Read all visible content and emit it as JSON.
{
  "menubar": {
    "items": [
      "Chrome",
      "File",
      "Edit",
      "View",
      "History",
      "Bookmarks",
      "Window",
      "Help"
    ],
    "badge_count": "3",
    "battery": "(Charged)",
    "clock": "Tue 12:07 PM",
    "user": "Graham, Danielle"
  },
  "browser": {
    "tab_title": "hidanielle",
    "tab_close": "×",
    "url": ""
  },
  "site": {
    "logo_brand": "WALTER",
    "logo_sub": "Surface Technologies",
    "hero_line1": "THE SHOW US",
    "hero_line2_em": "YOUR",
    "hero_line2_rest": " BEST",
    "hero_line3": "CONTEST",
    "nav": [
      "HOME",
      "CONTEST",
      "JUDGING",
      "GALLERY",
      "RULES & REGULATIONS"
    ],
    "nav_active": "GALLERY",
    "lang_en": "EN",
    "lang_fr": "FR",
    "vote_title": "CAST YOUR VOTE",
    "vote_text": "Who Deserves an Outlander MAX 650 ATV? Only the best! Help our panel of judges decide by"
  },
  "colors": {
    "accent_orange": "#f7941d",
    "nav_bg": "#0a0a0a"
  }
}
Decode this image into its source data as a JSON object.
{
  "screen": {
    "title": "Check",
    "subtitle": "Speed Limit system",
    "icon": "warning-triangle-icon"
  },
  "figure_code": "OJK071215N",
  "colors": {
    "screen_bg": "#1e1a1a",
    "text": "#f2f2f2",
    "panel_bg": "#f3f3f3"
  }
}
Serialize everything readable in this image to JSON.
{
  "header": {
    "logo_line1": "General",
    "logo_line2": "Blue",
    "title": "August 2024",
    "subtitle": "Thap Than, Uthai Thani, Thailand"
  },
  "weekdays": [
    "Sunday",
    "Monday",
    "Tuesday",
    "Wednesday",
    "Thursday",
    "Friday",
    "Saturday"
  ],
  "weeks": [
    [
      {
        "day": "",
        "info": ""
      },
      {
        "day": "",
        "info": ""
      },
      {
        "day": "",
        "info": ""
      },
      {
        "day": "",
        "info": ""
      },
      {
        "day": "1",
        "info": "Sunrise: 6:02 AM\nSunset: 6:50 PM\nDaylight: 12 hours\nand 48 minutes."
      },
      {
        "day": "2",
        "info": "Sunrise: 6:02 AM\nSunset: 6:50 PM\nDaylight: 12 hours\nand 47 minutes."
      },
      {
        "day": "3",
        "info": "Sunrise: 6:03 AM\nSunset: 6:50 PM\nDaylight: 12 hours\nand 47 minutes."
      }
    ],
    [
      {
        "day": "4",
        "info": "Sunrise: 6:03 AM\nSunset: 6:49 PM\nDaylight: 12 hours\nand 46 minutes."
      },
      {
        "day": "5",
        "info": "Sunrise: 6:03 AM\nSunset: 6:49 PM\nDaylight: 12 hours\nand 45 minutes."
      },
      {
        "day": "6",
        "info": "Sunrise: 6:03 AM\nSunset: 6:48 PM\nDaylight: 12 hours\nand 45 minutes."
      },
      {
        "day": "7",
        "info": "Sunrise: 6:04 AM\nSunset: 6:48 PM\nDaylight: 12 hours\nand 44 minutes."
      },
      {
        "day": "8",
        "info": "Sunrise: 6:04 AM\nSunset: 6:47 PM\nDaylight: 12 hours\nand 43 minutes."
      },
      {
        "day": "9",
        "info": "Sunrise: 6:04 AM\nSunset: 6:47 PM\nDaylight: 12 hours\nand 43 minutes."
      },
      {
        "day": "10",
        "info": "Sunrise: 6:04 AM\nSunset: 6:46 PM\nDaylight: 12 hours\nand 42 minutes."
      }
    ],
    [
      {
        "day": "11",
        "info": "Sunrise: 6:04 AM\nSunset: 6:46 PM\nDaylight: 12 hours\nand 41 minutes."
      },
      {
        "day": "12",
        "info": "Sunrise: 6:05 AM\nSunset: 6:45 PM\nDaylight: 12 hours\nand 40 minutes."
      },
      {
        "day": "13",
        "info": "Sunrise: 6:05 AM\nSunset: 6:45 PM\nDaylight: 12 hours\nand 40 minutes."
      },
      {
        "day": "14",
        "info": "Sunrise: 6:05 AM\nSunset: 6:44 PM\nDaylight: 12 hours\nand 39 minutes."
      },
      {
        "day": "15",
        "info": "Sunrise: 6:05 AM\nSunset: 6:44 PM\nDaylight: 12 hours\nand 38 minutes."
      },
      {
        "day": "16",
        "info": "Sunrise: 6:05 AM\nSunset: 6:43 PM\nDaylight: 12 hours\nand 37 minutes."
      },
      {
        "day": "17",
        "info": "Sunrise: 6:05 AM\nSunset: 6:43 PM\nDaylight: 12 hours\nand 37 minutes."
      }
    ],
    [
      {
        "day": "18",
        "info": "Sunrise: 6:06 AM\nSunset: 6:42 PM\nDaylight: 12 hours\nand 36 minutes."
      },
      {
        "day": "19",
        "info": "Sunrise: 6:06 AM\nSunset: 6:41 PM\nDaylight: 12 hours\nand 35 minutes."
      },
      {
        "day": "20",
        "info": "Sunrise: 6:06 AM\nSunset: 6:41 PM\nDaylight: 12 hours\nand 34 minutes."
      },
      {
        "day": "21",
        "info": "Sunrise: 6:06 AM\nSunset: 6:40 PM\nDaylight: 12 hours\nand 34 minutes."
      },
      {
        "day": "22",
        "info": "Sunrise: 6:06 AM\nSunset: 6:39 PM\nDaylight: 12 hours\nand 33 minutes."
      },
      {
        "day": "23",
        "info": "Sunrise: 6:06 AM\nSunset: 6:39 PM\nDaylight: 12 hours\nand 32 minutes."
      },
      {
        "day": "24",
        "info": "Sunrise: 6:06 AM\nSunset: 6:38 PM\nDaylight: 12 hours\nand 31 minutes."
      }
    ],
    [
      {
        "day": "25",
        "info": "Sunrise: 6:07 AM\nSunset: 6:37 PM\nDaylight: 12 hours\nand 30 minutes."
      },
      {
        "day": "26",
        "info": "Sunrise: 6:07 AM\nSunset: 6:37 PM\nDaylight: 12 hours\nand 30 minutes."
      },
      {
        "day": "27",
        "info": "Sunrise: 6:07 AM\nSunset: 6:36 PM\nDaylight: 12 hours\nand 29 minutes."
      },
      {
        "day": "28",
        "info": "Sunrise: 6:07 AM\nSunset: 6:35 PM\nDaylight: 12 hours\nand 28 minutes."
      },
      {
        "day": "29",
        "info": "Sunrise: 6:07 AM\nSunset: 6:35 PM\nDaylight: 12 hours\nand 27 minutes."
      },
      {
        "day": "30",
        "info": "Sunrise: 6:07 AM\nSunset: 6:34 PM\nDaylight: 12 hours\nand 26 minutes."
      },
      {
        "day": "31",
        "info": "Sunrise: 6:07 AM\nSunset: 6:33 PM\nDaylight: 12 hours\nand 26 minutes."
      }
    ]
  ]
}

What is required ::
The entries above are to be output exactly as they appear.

Answer to the problem ::
Read all visible content and emit it as JSON.
{
  "menubar": {
    "items": [
      "Chrome",
      "File",
      "Edit",
      "View",
      "History",
      "Bookmarks",
      "Window",
      "Help"
    ],
    "badge_count": "3",
    "battery": "(Charged)",
    "clock": "Tue 12:07 PM",
    "user": "Graham, Danielle"
  },
  "browser": {
    "tab_title": "hidanielle",
    "tab_close": "×",
    "url": ""
  },
  "site": {
    "logo_brand": "WALTER",
    "logo_sub": "Surface Technologies",
    "hero_line1": "THE SHOW US",
    "hero_line2_em": "YOUR",
    "hero_line2_rest": " BEST",
    "hero_line3": "CONTEST",
    "nav": [
      "HOME",
      "CONTEST",
      "JUDGING",
      "GALLERY",
      "RULES & REGULATIONS"
    ],
    "nav_active": "GALLERY",
    "lang_en": "EN",
    "lang_fr": "FR",
    "vote_title": "CAST YOUR VOTE",
    "vote_text": "Who Deserves an Outlander MAX 650 ATV? Only the best! Help our panel of judges decide by"
  },
  "colors": {
    "accent_orange": "#f7941d",
    "nav_bg": "#0a0a0a"
  }
}
Decode this image into its source data as a JSON object.
{
  "screen": {
    "title": "Check",
    "subtitle": "Speed Limit system",
    "icon": "warning-triangle-icon"
  },
  "figure_code": "OJK071215N",
  "colors": {
    "screen_bg": "#1e1a1a",
    "text": "#f2f2f2",
    "panel_bg": "#f3f3f3"
  }
}
Serialize everything readable in this image to JSON.
{
  "header": {
    "logo_line1": "General",
    "logo_line2": "Blue",
    "title": "August 2024",
    "subtitle": "Thap Than, Uthai Thani, Thailand"
  },
  "weekdays": [
    "Sunday",
    "Monday",
    "Tuesday",
    "Wednesday",
    "Thursday",
    "Friday",
    "Saturday"
  ],
  "weeks": [
    [
      {
        "day": "",
        "info": ""
      },
      {
        "day": "",
        "info": ""
      },
      {
        "day": "",
        "info": ""
      },
      {
        "day": "",
        "info": ""
      },
      {
        "day": "1",
        "info": "Sunrise: 6:02 AM\nSunset: 6:50 PM\nDaylight: 12 hours\nand 48 minutes."
      },
      {
        "day": "2",
        "info": "Sunrise: 6:02 AM\nSunset: 6:50 PM\nDaylight: 12 hours\nand 47 minutes."
      },
      {
        "day": "3",
        "info": "Sunrise: 6:03 AM\nSunset: 6:50 PM\nDaylight: 12 hours\nand 47 minutes."
      }
    ],
    [
      {
        "day": "4",
        "info": "Sunrise: 6:03 AM\nSunset: 6:49 PM\nDaylight: 12 hours\nand 46 minutes."
      },
      {
        "day": "5",
        "info": "Sunrise: 6:03 AM\nSunset: 6:49 PM\nDaylight: 12 hours\nand 45 minutes."
      },
      {
        "day": "6",
        "info": "Sunrise: 6:03 AM\nSunset: 6:48 PM\nDaylight: 12 hours\nand 45 minutes."
      },
      {
        "day": "7",
        "info": "Sunrise: 6:04 AM\nSunset: 6:48 PM\nDaylight: 12 hours\nand 44 minutes."
      },
      {
        "day": "8",
        "info": "Sunrise: 6:04 AM\nSunset: 6:47 PM\nDaylight: 12 hours\nand 43 minutes."
      },
      {
        "day": "9",
        "info": "Sunrise: 6:04 AM\nSunset: 6:47 PM\nDaylight: 12 hours\nand 43 minutes."
      },
      {
        "day": "10",
        "info": "Sunrise: 6:04 AM\nSunset: 6:46 PM\nDaylight: 12 hours\nand 42 minutes."
      }
    ],
    [
      {
        "day": "11",
        "info": "Sunrise: 6:04 AM\nSunset: 6:46 PM\nDaylight: 12 hours\nand 41 minutes."
      },
      {
        "day": "12",
        "info": "Sunrise: 6:05 AM\nSunset: 6:45 PM\nDaylight: 12 hours\nand 40 minutes."
      },
      {
        "day": "13",
        "info": "Sunrise: 6:05 AM\nSunset: 6:45 PM\nDaylight: 12 hours\nand 40 minutes."
      },
      {
        "day": "14",
        "info": "Sunrise: 6:05 AM\nSunset: 6:44 PM\nDaylight: 12 hours\nand 39 minutes."
      },
      {
        "day": "15",
        "info": "Sunrise: 6:05 AM\nSunset: 6:44 PM\nDaylight: 12 hours\nand 38 minutes."
      },
      {
        "day": "16",
        "info": "Sunrise: 6:05 AM\nSunset: 6:43 PM\nDaylight: 12 hours\nand 37 minutes."
      },
      {
        "day": "17",
        "info": "Sunrise: 6:05 AM\nSunset: 6:43 PM\nDaylight: 12 hours\nand 37 minutes."
      }
    ],
    [
      {
        "day": "18",
        "info": "Sunrise: 6:06 AM\nSunset: 6:42 PM\nDaylight: 12 hours\nand 36 minutes."
      },
      {
        "day": "19",
        "info": "Sunrise: 6:06 AM\nSunset: 6:41 PM\nDaylight: 12 hours\nand 35 minutes."
      },
      {
        "day": "20",
        "info": "Sunrise: 6:06 AM\nSunset: 6:41 PM\nDaylight: 12 hours\nand 34 minutes."
      },
      {
        "day": "21",
        "info": "Sunrise: 6:06 AM\nSunset: 6:40 PM\nDaylight: 12 hours\nand 34 minutes."
      },
      {
        "day": "22",
        "info": "Sunrise: 6:06 AM\nSunset: 6:39 PM\nDaylight: 12 hours\nand 33 minutes."
      },
      {
        "day": "23",
        "info": "Sunrise: 6:06 AM\nSunset: 6:39 PM\nDaylight: 12 hours\nand 32 minutes."
      },
      {
        "day": "24",
        "info": "Sunrise: 6:06 AM\nSunset: 6:38 PM\nDaylight: 12 hours\nand 31 minutes."
      }
    ],
    [
      {
        "day": "25",
        "info": "Sunrise: 6:07 AM\nSunset: 6:37 PM\nDaylight: 12 hours\nand 30 minutes."
      },
      {
        "day": "26",
        "info": "Sunrise: 6:07 AM\nSunset: 6:37 PM\nDaylight: 12 hours\nand 30 minutes."
      },
      {
        "day": "27",
        "info": "Sunrise: 6:07 AM\nSunset: 6:36 PM\nDaylight: 12 hours\nand 29 minutes."
      },
      {
        "day": "28",
        "info": "Sunrise: 6:07 AM\nSunset: 6:35 PM\nDaylight: 12 hours\nand 28 minutes."
      },
      {
        "day": "29",
        "info": "Sunrise: 6:07 AM\nSunset: 6:35 PM\nDaylight: 12 hours\nand 27 minutes."
      },
      {
        "day": "30",
        "info": "Sunrise: 6:07 AM\nSunset: 6:34 PM\nDaylight: 12 hours\nand 26 minutes."
      },
      {
        "day": "31",
        "info": "Sunrise: 6:07 AM\nSunset: 6:33 PM\nDaylight: 12 hours\nand 26 minutes."
      }
    ]
  ]
}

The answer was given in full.